– I was desperate to raise awareness of our environmental issues. I needed a platform for my message, a way to get people’s attention. Rowing solo across oceans seemed sufficiently audacious and unusual to capture the public imagination.
– I was increasingly enjoying my own company, and the sense of self-reliance it engendered. I was growing as a person, discovering abilities and strengths that I hadn’t known I possessed, and I suspected there were more. But being rather lazy by nature I knew I had to put myself in a situation where I would have to fend for myself and not depend on someone else for assistance. I also wanted to find out who I was when I was alone – when I was not reacting to the expectations of others. Who was I when I was not being someone’s wife, girlfriend, daughter, sister, colleague, friend? So my new project had to be solo.

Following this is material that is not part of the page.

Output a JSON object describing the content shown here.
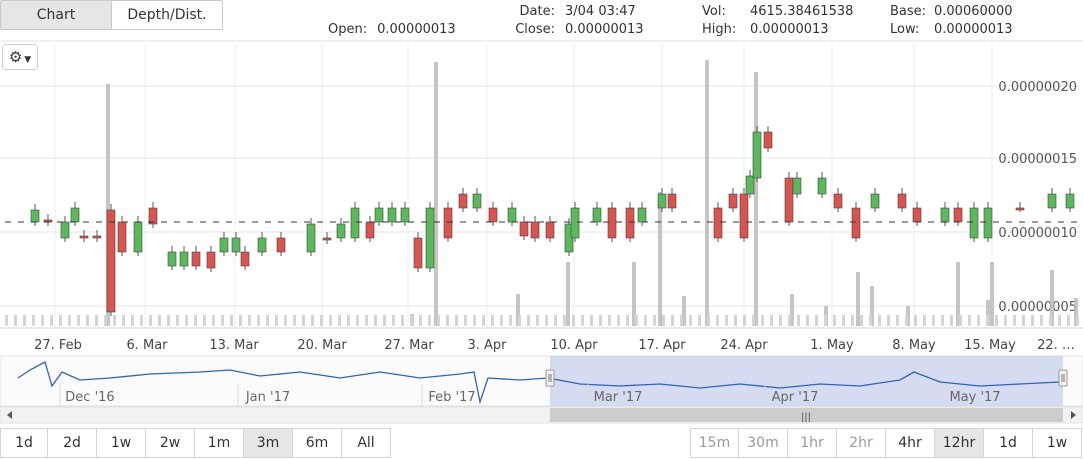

– I had recently read several books that emphasised the solitary inner journey, particularly surrounded by nature, as a pathway to spiritual growth: Tenzin Palmo’s Cave in the Snow, and Henry David Thoreau’s Walden. After my strides into individuation came a desire for initiation, a transformative rite of passage that would lead me into greater maturity and insight.
– I wanted to contribute to the greater good. It may have been partly due to the influence of my parents, who spent their lives in dutiful service to others, but I felt a strong need to leave a legacy. I knew I was unlikely to have children, so I wanted to find some other way to make my mark. I needed to believe that my time on this earth would leave the world a slightly better place than it had been when I arrived.
– Conversations with God had instilled in me a belief that my personal longevity was less important than my contribution to the collective consciousness, and to maximise this contribution I was no longer going to play small. It was time for me to step up, be bold, and make a statement to the world about who I was in this new identity.
There was also a newfound awareness of the importance of liminal spaces, the “fertile void of uncertainty”, to use Deepak Chopra’s phrase, where enculturation and social norms melt away into the background, and the individual is relatively free to define their own reality from within, rather than having it imposed from without. Oceans seemed, quite literally, a fluid realm where I would be free to explore and re-create my self and my reality.
It did, indeed, feel as if everything in my life had been leading up to this point, that this was the perfect embodiment of all the values I held dear, and all the interests that had captured my imagination. It was an outrageously audacious idea, but it seemed that I had found my destiny.
More on this next week!